Let’s say you feel that should get, after eliminating of the factors are not getting the picture sharpness and you’ve arrived at this point. Now what? I’d talk about the test images, when possible. They might catch. They might point out that your expectations are simply not realistic and that the functionality that you believe is substandard is fine. Or they might affirm that you do have an equipment problem. Now, unless you’re ready to live with this and work on it, your best option is likely to send the equipment to your manufacturer’s service center. Hopefully the problem was discovered by you while the gear was still under warranty, in which case the fix will likely be cheap or free. After the camera is out of warranty if you discover the problem, just consider the cost of repair to be the normal a maintenance cost of using a high excellent camera. In exactly the same manner that things escape require and adjustment repair in your vehicle, you should expect that camera gear will go from require and adjustment repair.

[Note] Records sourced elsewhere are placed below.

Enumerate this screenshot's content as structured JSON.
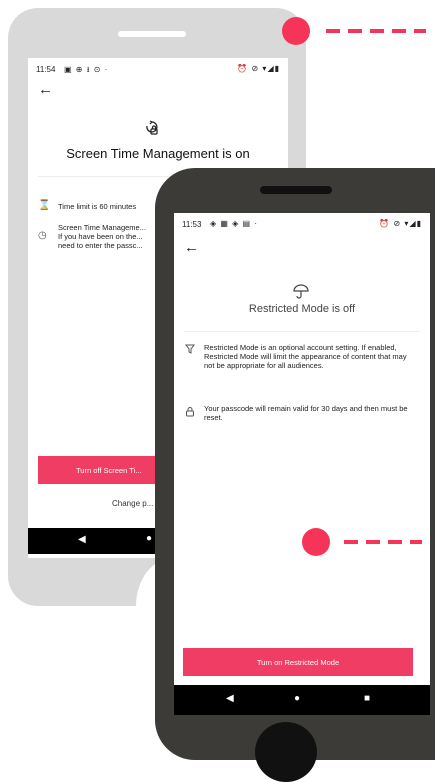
{
  "back_screen": {
    "status_time": "11:54",
    "status_icons_left": "▣ ⊕ ⭳ ⊙ ·",
    "status_icons_right": "⏰ ⊘ ▾◢▮",
    "title": "Screen Time Management is on",
    "rows": [
      {
        "icon": "hourglass-icon",
        "text": "Time limit is 60 minutes"
      },
      {
        "icon": "clock-icon",
        "text": "Screen Time Manageme...\nIf you have been on the...\nneed to enter the passc..."
      }
    ],
    "primary_button": "Turn off Screen Ti...",
    "secondary_link": "Change p..."
  },
  "front_screen": {
    "status_time": "11:53",
    "status_icons_left": "◈ ▦ ◈ ▤ ·",
    "status_icons_right": "⏰ ⊘ ▾◢▮",
    "title": "Restricted Mode is off",
    "rows": [
      {
        "icon": "filter-icon",
        "text": "Restricted Mode is an optional account setting. If enabled, Restricted Mode will limit the appearance of content that may not be appropriate for all audiences."
      },
      {
        "icon": "lock-icon",
        "text": "Your passcode will remain valid for 30 days and then must be reset."
      }
    ],
    "primary_button": "Turn on Restricted Mode"
  },
  "colors": {
    "accent": "#ef3d63",
    "callout": "#f53458",
    "frame_dark": "#3c3b37",
    "frame_light": "#d9d9d9"
  }
}
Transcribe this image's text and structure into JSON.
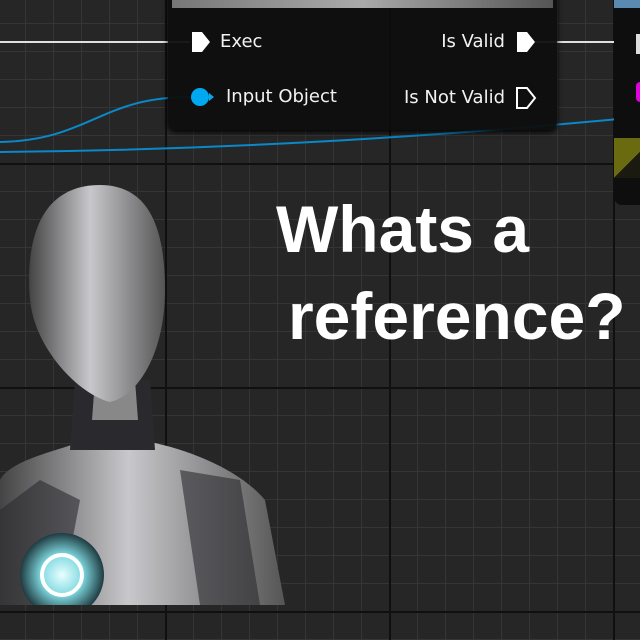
{
  "node": {
    "pins_in": [
      "Exec",
      "Input Object"
    ],
    "pins_out": [
      "Is Valid",
      "Is Not Valid"
    ]
  },
  "overlay": {
    "line1": "Whats a",
    "line2": "reference?"
  },
  "colors": {
    "exec": "#ffffff",
    "object_pin": "#00a8f0",
    "wire_blue": "#0a88c8"
  }
}
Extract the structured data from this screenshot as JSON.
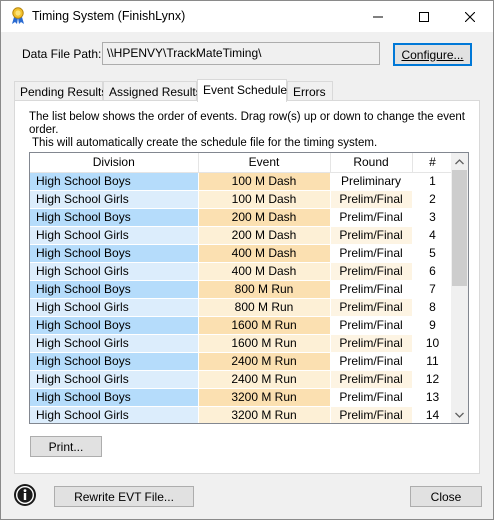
{
  "window": {
    "title": "Timing System (FinishLynx)"
  },
  "path": {
    "label": "Data File Path:",
    "value": "\\\\HPENVY\\TrackMateTiming\\",
    "configure_label": "Configure..."
  },
  "tabs": [
    {
      "label": "Pending Results",
      "active": false
    },
    {
      "label": "Assigned Results",
      "active": false
    },
    {
      "label": "Event Schedule",
      "active": true
    },
    {
      "label": "Errors",
      "active": false
    }
  ],
  "description": {
    "line1": "The list below shows the order of events.  Drag row(s) up or down to change the event order.",
    "line2": "This will automatically create the schedule file for the timing system."
  },
  "grid": {
    "columns": [
      "Division",
      "Event",
      "Round",
      "#"
    ],
    "rows": [
      {
        "division": "High School Boys",
        "event": "100 M Dash",
        "round": "Preliminary",
        "num": "1"
      },
      {
        "division": "High School Girls",
        "event": "100 M Dash",
        "round": "Prelim/Final",
        "num": "2"
      },
      {
        "division": "High School Boys",
        "event": "200 M Dash",
        "round": "Prelim/Final",
        "num": "3"
      },
      {
        "division": "High School Girls",
        "event": "200 M Dash",
        "round": "Prelim/Final",
        "num": "4"
      },
      {
        "division": "High School Boys",
        "event": "400 M Dash",
        "round": "Prelim/Final",
        "num": "5"
      },
      {
        "division": "High School Girls",
        "event": "400 M Dash",
        "round": "Prelim/Final",
        "num": "6"
      },
      {
        "division": "High School Boys",
        "event": "800 M Run",
        "round": "Prelim/Final",
        "num": "7"
      },
      {
        "division": "High School Girls",
        "event": "800 M Run",
        "round": "Prelim/Final",
        "num": "8"
      },
      {
        "division": "High School Boys",
        "event": "1600 M Run",
        "round": "Prelim/Final",
        "num": "9"
      },
      {
        "division": "High School Girls",
        "event": "1600 M Run",
        "round": "Prelim/Final",
        "num": "10"
      },
      {
        "division": "High School Boys",
        "event": "2400 M Run",
        "round": "Prelim/Final",
        "num": "11"
      },
      {
        "division": "High School Girls",
        "event": "2400 M Run",
        "round": "Prelim/Final",
        "num": "12"
      },
      {
        "division": "High School Boys",
        "event": "3200 M Run",
        "round": "Prelim/Final",
        "num": "13"
      },
      {
        "division": "High School Girls",
        "event": "3200 M Run",
        "round": "Prelim/Final",
        "num": "14"
      }
    ]
  },
  "colors": {
    "boys_division_bg": "#b5dcfb",
    "girls_division_bg": "#dcedfc",
    "boys_event_bg": "#fbe0b1",
    "girls_event_bg": "#fdf0d6",
    "boys_round_bg": "#ffffff",
    "girls_round_bg": "#fdf4e3",
    "accent": "#0078d7"
  },
  "buttons": {
    "print_label": "Print...",
    "rewrite_label": "Rewrite EVT File...",
    "close_label": "Close"
  },
  "icons": {
    "app": "award-ribbon-icon",
    "info": "info-icon",
    "minimize": "minimize-icon",
    "maximize": "maximize-icon",
    "close": "close-icon",
    "scroll_up": "chevron-up-icon",
    "scroll_down": "chevron-down-icon"
  }
}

I will finish by looping right back to where I began. Many perceived “sharpness” issues aren’t equipment problems in any way. First work to eliminate those sources of softness. Then run a few tests that isolate problems and, depending upon the results, to your shoot, make adjustments or use the knowledge in the test to carefully clarify the issue when you send your equipment in for repair. Finally, I want to repeat my disclaimer: this isn’t a coverage of all probable issues nor does it cover all of the possibilities for testing and evaluation.
G Dan Mitchell Photography | Flickr | Twitter (follow me) | Facebook (“Just Like” my page) | LinkedIn | Mail
Text, photographs, and other media are © Copyright G Dan Mitchell (or many others when suggested) and aren’t in the public domain and might never be used on sites, sites, or in other websites without advance consent from G Dan Mitchell.